Sweet, juicy peaches grow on trees that are relatively hardy, and each peach carries its own pit for seeding new trees. These large, hard pits are referred to as "stones" and peaches, plums and cherries are known as "stone fruits." Although a peach stone will not grow true to the fruit it came from, it has the best chance of growing into a peach tree if you start your peach stone in autumn. The stones need a cold spell to "crack" them and begin germination.
Wash the stone to get rid of any fruit matter.
Clean a 15 cm (6 inch) pot with drainage holes. You'll need to cultivate the peach tree in a container as the tree won't survive outdoors in the UK's cold winters.
Add 2.5 cm (1 inch) of quick-draining loam and the same amount of organic compost to ensure a loose foundation for root growth. Fill the pot full of starter soil for good germination.
Plant the peach stone 10 cm (4 inches) deep. Place the pot outdoors, in a protected location.
Water the stone with 2.5 cm (1 inch) of water a week. Expect sprouting in spring.
Transplant potted peach seedlings to larger pots after sprouting.
Peach trees begin producing fruit when they are two to three years old. After they begin to produce, fruit grows only on first-year growth, so the tree needs annual pruning.
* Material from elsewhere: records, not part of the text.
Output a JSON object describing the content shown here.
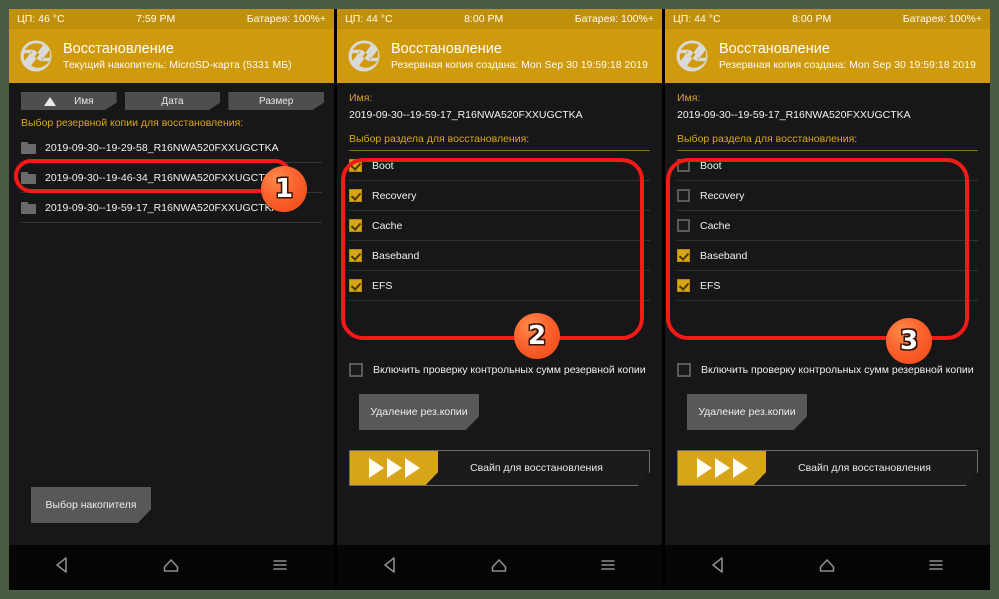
{
  "meta": {
    "accent_gold": "#cf9a0d",
    "statusbar_gold": "#c08f0c",
    "checkbox_gold": "#d8a418",
    "annotation_red": "#f41a16",
    "badge_orange": "#fb6430",
    "screen_bg": "#17171a"
  },
  "panels": [
    {
      "id": "panel-1",
      "statusbar": {
        "cpu": "ЦП: 46 °C",
        "time": "7:59 PM",
        "battery": "Батарея: 100%+"
      },
      "header": {
        "title": "Восстановление",
        "subtitle": "Текущий накопитель: MicroSD-карта (5331 МБ)",
        "logo_icon": "twrp-logo-icon"
      },
      "sort_buttons": [
        {
          "label": "Имя",
          "icon": "sort-ascending-icon",
          "active": true
        },
        {
          "label": "Дата",
          "icon": "",
          "active": false
        },
        {
          "label": "Размер",
          "icon": "",
          "active": false
        }
      ],
      "list_label": "Выбор резервной копии для восстановления:",
      "backups": [
        "2019-09-30--19-29-58_R16NWA520FXXUGCTKA",
        "2019-09-30--19-46-34_R16NWA520FXXUGCTKA",
        "2019-09-30--19-59-17_R16NWA520FXXUGCTKA"
      ],
      "storage_button": "Выбор накопителя"
    },
    {
      "id": "panel-2",
      "statusbar": {
        "cpu": "ЦП: 44 °C",
        "time": "8:00 PM",
        "battery": "Батарея: 100%+"
      },
      "header": {
        "title": "Восстановление",
        "subtitle": "Резервная копия создана: Mon Sep 30 19:59:18 2019",
        "logo_icon": "twrp-logo-icon"
      },
      "name_label": "Имя:",
      "name_value": "2019-09-30--19-59-17_R16NWA520FXXUGCTKA",
      "partitions_label": "Выбор раздела для восстановления:",
      "partitions": [
        {
          "label": "Boot",
          "checked": true
        },
        {
          "label": "Recovery",
          "checked": true
        },
        {
          "label": "Cache",
          "checked": true
        },
        {
          "label": "Baseband",
          "checked": true
        },
        {
          "label": "EFS",
          "checked": true
        }
      ],
      "md5_label": "Включить проверку контрольных сумм резервной копии",
      "md5_checked": false,
      "delete_button": "Удаление рез.копии",
      "swipe_text": "Свайп для восстановления"
    },
    {
      "id": "panel-3",
      "statusbar": {
        "cpu": "ЦП: 44 °C",
        "time": "8:00 PM",
        "battery": "Батарея: 100%+"
      },
      "header": {
        "title": "Восстановление",
        "subtitle": "Резервная копия создана: Mon Sep 30 19:59:18 2019",
        "logo_icon": "twrp-logo-icon"
      },
      "name_label": "Имя:",
      "name_value": "2019-09-30--19-59-17_R16NWA520FXXUGCTKA",
      "partitions_label": "Выбор раздела для восстановления:",
      "partitions": [
        {
          "label": "Boot",
          "checked": false
        },
        {
          "label": "Recovery",
          "checked": false
        },
        {
          "label": "Cache",
          "checked": false
        },
        {
          "label": "Baseband",
          "checked": true
        },
        {
          "label": "EFS",
          "checked": true
        }
      ],
      "md5_label": "Включить проверку контрольных сумм резервной копии",
      "md5_checked": false,
      "delete_button": "Удаление рез.копии",
      "swipe_text": "Свайп для восстановления"
    }
  ],
  "navbar": {
    "back_icon": "back-triangle-icon",
    "home_icon": "home-icon",
    "menu_icon": "menu-lines-icon"
  },
  "annotations": [
    {
      "badge": "1"
    },
    {
      "badge": "2"
    },
    {
      "badge": "3"
    }
  ]
}
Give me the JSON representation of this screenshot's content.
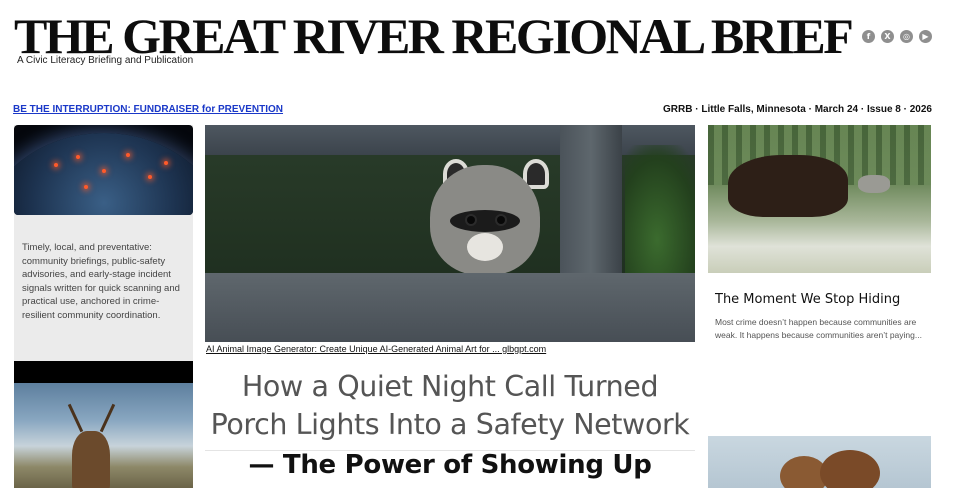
{
  "masthead": {
    "title": "THE GREAT RIVER REGIONAL BRIEF",
    "subtitle": "A Civic Literacy Briefing and Publication"
  },
  "social": [
    {
      "icon": "facebook-icon",
      "glyph": "f"
    },
    {
      "icon": "x-icon",
      "glyph": "X"
    },
    {
      "icon": "instagram-icon",
      "glyph": "◎"
    },
    {
      "icon": "youtube-icon",
      "glyph": "▶"
    }
  ],
  "topbar": {
    "fundraiser_link": "BE THE INTERRUPTION: FUNDRAISER for PREVENTION",
    "issue_info": "GRRB · Little Falls, Minnesota · March 24 · Issue 8 · 2026"
  },
  "left": {
    "description": "Timely, local, and preventative: community briefings, public-safety advisories, and early-stage incident signals written for quick scanning and practical use, anchored in crime-resilient community coordination."
  },
  "feature": {
    "image_caption": "AI Animal Image Generator: Create Unique AI-Generated Animal Art for ... glbgpt.com",
    "headline": "How a Quiet Night Call Turned Porch Lights Into a Safety Network",
    "subheadline": "— The Power of Showing Up"
  },
  "right": {
    "story_title": "The Moment We Stop Hiding",
    "story_excerpt": "Most crime doesn’t happen because communities are weak. It happens because communities aren’t paying..."
  },
  "colors": {
    "link_blue": "#1a38c8",
    "panel_gray": "#ebebeb",
    "icon_gray": "#8f8f8f"
  }
}
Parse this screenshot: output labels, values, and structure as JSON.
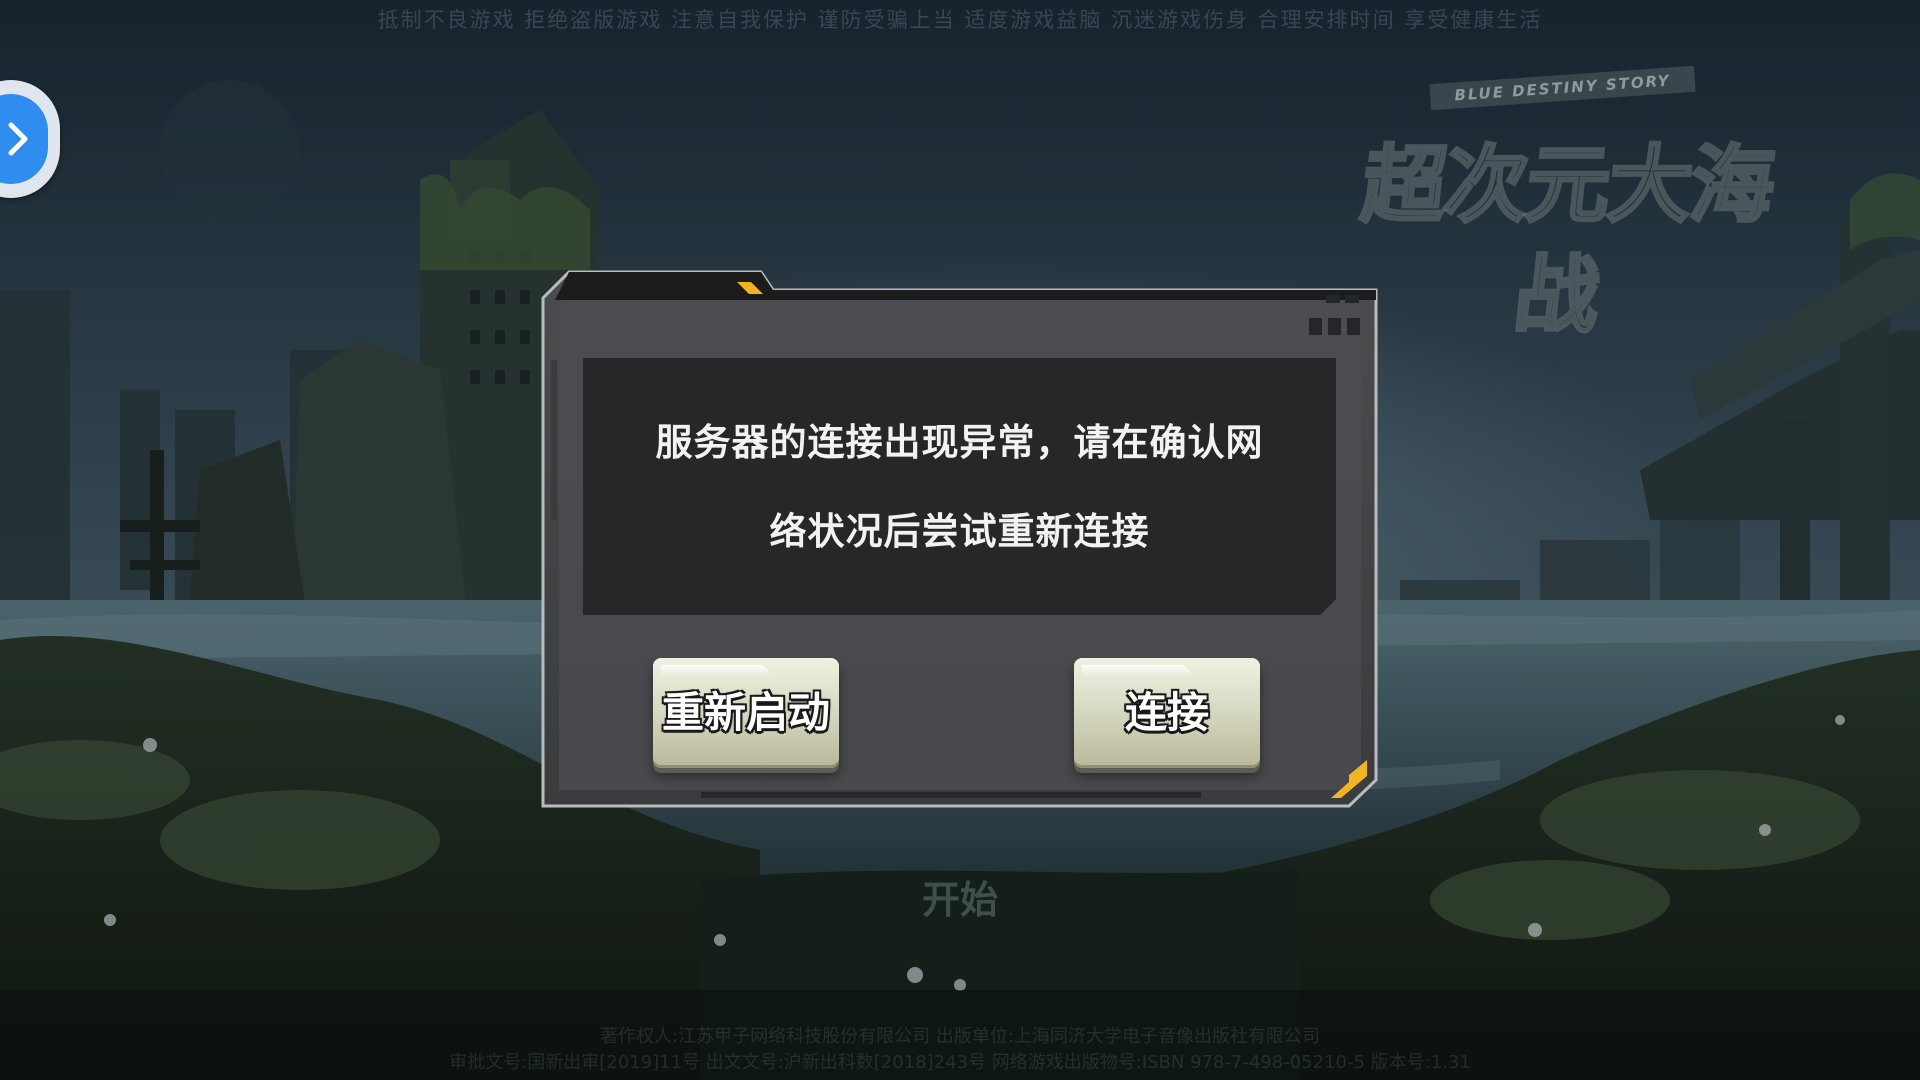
{
  "top_notice": "抵制不良游戏  拒绝盗版游戏  注意自我保护  谨防受骗上当  适度游戏益脑  沉迷游戏伤身  合理安排时间  享受健康生活",
  "logo": {
    "subtitle": "BLUE DESTINY STORY",
    "title": "超次元大海战"
  },
  "side_tab": {
    "icon": "chevron-right-icon",
    "color": "#2f8df0"
  },
  "background_start_label": "开始",
  "footer": {
    "line1": "著作权人:江苏甲子网络科技股份有限公司        出版单位:上海同济大学电子音像出版社有限公司",
    "line2": "审批文号:国新出审[2019]11号   出文文号:沪新出科数[2018]243号   网络游戏出版物号:ISBN 978-7-498-05210-5   版本号:1.31"
  },
  "dialog": {
    "message_line1": "服务器的连接出现异常，请在确认网",
    "message_line2": "络状况后尝试重新连接",
    "restart_label": "重新启动",
    "connect_label": "连接",
    "accent_color": "#f0b423"
  }
}
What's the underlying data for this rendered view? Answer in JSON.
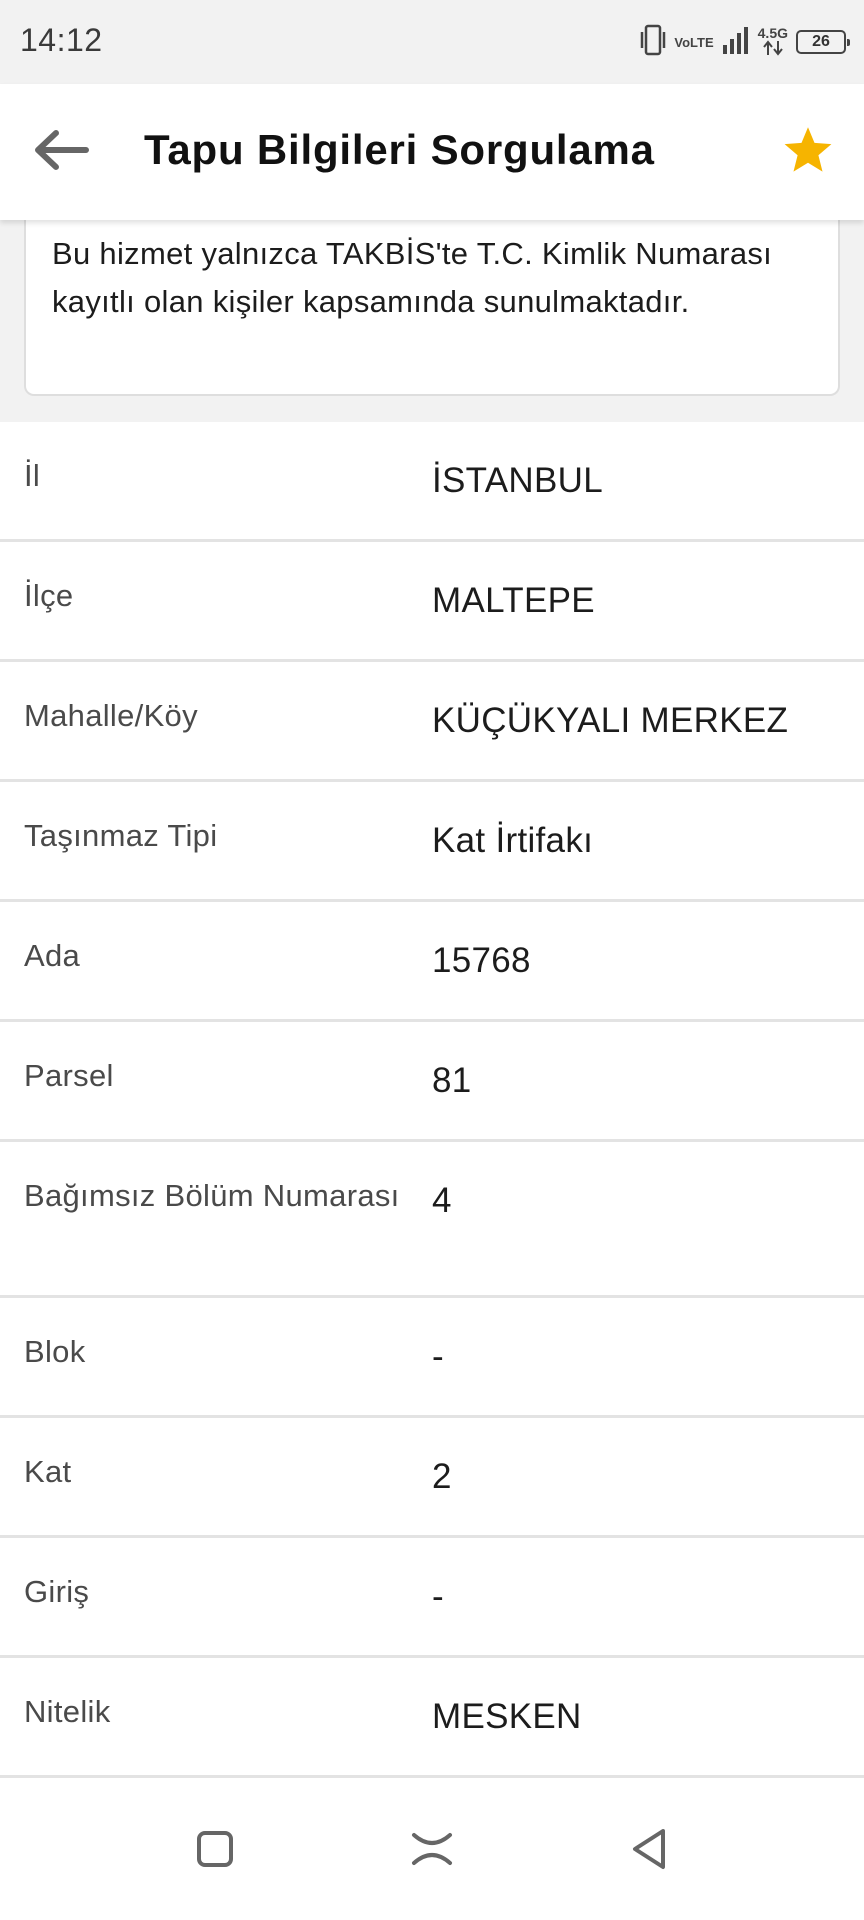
{
  "status_bar": {
    "time": "14:12",
    "volte": "VoLTE",
    "network": "4.5G",
    "battery": "26"
  },
  "app_bar": {
    "title": "Tapu Bilgileri Sorgulama",
    "back_icon": "arrow-left-icon",
    "favorite_icon": "star-icon",
    "star_color": "#f6b400"
  },
  "notice": {
    "text": "Bu hizmet yalnızca TAKBİS'te T.C. Kimlik Numarası kayıtlı olan kişiler kapsamında sunulmaktadır."
  },
  "rows": [
    {
      "label": "İl",
      "value": "İSTANBUL"
    },
    {
      "label": "İlçe",
      "value": "MALTEPE"
    },
    {
      "label": "Mahalle/Köy",
      "value": "KÜÇÜKYALI MERKEZ"
    },
    {
      "label": "Taşınmaz Tipi",
      "value": "Kat İrtifakı"
    },
    {
      "label": "Ada",
      "value": "15768"
    },
    {
      "label": "Parsel",
      "value": "81"
    },
    {
      "label": "Bağımsız Bölüm Numarası",
      "value": "4"
    },
    {
      "label": "Blok",
      "value": "-"
    },
    {
      "label": "Kat",
      "value": "2"
    },
    {
      "label": "Giriş",
      "value": "-"
    },
    {
      "label": "Nitelik",
      "value": "MESKEN"
    }
  ],
  "nav_bar": {
    "home_icon": "square-icon",
    "recents_icon": "recents-icon",
    "back_icon": "triangle-back-icon"
  }
}
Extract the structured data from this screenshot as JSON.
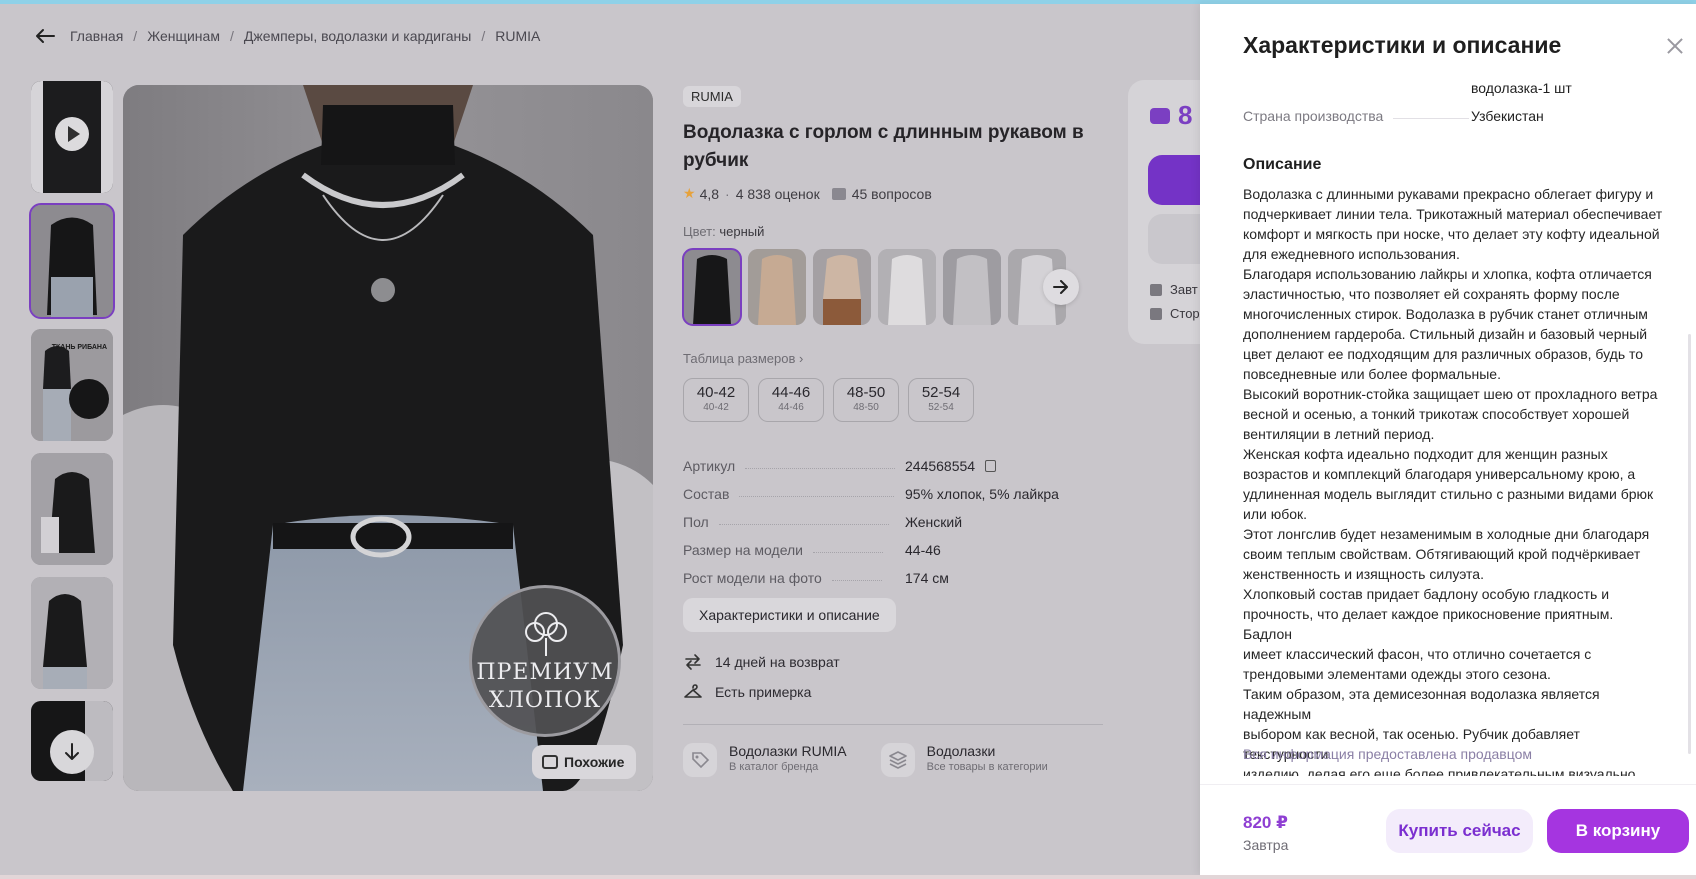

Peach trees are susceptible to numerous pests and diseases.